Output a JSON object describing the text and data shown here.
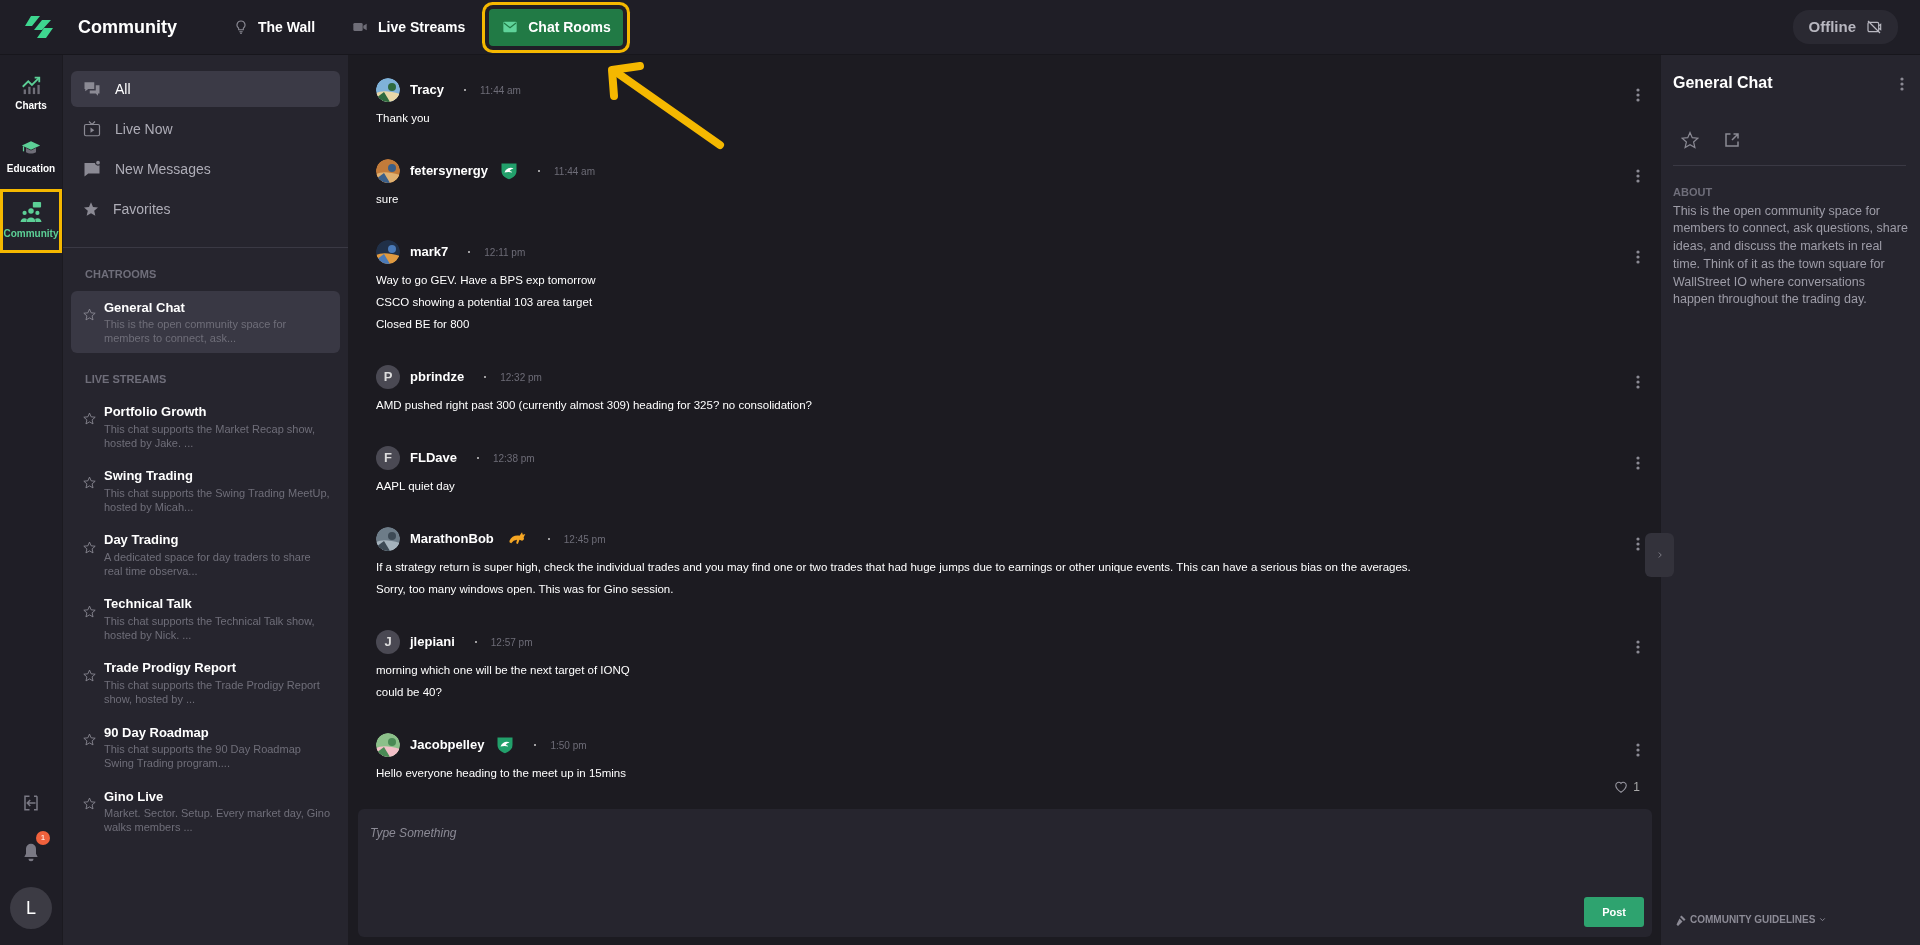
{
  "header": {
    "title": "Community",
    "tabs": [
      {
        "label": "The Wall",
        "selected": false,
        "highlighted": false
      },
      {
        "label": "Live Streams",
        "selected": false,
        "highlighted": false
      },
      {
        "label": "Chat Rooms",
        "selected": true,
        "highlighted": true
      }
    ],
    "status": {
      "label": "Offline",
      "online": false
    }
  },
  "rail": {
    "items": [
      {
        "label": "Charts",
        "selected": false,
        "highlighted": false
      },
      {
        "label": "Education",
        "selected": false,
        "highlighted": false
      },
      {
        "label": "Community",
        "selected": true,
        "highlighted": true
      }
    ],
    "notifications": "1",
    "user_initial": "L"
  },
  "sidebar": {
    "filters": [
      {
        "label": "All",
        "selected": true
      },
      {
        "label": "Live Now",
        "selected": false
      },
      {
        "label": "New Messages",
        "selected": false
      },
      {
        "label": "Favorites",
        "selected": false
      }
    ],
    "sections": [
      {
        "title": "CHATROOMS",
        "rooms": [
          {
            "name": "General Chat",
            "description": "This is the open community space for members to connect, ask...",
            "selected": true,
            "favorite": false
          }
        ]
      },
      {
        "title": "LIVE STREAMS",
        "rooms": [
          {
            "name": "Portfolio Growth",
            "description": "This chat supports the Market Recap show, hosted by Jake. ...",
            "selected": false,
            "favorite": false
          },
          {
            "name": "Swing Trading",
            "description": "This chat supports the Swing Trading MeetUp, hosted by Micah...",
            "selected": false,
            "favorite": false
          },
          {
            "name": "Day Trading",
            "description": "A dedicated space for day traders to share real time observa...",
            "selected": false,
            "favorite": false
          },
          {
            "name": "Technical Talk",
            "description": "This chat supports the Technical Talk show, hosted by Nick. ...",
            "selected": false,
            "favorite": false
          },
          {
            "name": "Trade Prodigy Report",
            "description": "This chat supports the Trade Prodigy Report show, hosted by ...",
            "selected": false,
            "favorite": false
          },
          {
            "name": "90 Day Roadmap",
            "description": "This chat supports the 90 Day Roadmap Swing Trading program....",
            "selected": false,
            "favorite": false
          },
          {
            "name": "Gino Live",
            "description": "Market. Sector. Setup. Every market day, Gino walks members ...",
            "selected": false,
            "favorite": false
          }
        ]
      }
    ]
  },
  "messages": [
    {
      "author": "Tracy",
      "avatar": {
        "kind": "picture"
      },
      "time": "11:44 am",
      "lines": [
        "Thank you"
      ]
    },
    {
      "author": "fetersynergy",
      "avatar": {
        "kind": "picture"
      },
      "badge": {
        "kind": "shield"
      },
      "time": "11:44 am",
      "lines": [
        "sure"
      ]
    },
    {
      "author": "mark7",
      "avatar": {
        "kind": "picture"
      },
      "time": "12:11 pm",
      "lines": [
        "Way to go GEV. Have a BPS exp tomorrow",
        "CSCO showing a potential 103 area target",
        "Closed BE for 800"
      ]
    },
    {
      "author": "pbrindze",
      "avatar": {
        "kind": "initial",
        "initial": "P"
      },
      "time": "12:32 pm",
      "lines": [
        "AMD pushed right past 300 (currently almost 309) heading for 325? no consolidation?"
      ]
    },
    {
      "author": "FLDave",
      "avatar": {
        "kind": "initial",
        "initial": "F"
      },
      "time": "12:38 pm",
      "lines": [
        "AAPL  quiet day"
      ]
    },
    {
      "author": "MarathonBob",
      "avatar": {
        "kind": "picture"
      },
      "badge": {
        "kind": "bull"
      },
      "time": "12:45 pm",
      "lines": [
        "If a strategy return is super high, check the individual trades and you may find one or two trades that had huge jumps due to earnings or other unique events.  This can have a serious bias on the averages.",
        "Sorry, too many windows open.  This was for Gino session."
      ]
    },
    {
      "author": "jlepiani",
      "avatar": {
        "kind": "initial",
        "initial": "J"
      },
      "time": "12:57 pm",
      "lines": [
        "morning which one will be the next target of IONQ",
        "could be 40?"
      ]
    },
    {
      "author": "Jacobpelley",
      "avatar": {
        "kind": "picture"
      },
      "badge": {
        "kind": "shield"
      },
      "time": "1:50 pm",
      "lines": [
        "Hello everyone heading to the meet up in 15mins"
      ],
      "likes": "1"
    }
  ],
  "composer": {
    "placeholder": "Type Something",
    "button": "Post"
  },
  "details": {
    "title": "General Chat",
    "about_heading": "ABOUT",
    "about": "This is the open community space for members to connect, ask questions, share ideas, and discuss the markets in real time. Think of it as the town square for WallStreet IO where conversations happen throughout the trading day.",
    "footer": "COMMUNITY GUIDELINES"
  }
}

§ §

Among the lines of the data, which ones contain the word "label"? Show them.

→ Answer below:
        "label": "The Wall",
        "label": "Live Streams",
        "label": "Chat Rooms",
      "label": "Offline",
        "label": "Charts",
        "label": "Education",
        "label": "Community",
        "label": "All",
        "label": "Live Now",
        "label": "New Messages",
        "label": "Favorites",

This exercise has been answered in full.